In essence, it’s a buyer’s market with so many traditional sources of funding out of the picture, leading to more favorable terms and higher returns. Further, there is less risk with values already down so much. Many believe that office occupancy rates will start to gradually rise especially if the economy does weaken which would give employers more leverage to force employees back to the office. CRE would also likely benefit from a mild recession as it would compel the Fed to cut rates which would turn a major headwind into a tailwind.
Finsum: Commercial real estate is the weakest segment of the real estate market. However, some contrarians see opportunities amid the carnage.
Many contrarian investors are certainly interested in buying the dip in REITs given the low valuations, generous yields, and upside in the event of a Fed pivot. Further, many components of the real estate market remain healthy such as healthcare and industrials. However, there are some risks that investors need to consider.
There are secular problems in areas like retail and office buildings due to oversupply, while there have also been significant changes in people’s behavior, affecting demand. Additionally, investors should be aware that every bear market results in a handful of value and yield traps which become plagued by balance sheet and liquidity issues especially in high-rate environments.
Value traps are situations in which stocks look attractive by conventional metrics, however these low valuations are a reflection that the market isn’t optimistic about the company’s prospects. Similarly, ‘yield traps’ are when yields look attractive, but the market is expecting a dividend cut as current payout ratios are not sustainable.
For investors interested in REITs, they must prioritize quality and strong financials. This is especially true in the current situation where the path and trajectory of monetary policy remains highly uncertain.
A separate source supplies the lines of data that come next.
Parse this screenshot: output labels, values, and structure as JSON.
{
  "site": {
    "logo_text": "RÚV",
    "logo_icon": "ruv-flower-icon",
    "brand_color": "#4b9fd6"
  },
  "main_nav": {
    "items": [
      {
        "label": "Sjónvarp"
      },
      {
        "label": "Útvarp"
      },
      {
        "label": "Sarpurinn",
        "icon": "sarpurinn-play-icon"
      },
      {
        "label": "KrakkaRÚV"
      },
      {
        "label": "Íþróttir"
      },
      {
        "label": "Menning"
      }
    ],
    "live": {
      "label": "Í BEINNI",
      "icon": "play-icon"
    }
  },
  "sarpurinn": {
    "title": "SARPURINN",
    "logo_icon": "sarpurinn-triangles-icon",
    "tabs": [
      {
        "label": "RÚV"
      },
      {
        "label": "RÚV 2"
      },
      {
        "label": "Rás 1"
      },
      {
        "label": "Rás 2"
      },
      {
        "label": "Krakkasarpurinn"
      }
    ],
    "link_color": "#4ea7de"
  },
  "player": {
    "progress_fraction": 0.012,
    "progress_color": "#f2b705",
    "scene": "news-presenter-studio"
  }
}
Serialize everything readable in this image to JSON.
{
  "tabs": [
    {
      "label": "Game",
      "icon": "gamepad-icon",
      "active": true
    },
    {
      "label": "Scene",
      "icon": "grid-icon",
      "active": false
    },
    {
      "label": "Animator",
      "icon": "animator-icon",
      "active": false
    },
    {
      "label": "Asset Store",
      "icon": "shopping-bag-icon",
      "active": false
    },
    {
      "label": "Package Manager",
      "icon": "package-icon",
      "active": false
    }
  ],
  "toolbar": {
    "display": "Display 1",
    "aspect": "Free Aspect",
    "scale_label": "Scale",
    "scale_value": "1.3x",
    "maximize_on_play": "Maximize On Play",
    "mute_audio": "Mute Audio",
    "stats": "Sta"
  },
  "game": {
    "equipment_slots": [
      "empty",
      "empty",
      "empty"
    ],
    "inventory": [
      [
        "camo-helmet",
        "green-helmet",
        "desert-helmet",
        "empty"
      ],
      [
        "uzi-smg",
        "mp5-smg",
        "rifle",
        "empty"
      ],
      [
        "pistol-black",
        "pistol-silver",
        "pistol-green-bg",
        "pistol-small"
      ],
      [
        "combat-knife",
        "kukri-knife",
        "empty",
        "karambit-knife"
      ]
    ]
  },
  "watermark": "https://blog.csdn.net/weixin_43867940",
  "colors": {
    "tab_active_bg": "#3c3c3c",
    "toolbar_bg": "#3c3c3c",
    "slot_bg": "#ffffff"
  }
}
If rates do stay elevated for a long period of time, some REITs will go bankrupt, while many will have to pay their dividends in order to remain solvent.
Finsum: REITs are attracting interest from contrarian investors, but here are some downside risks to consider.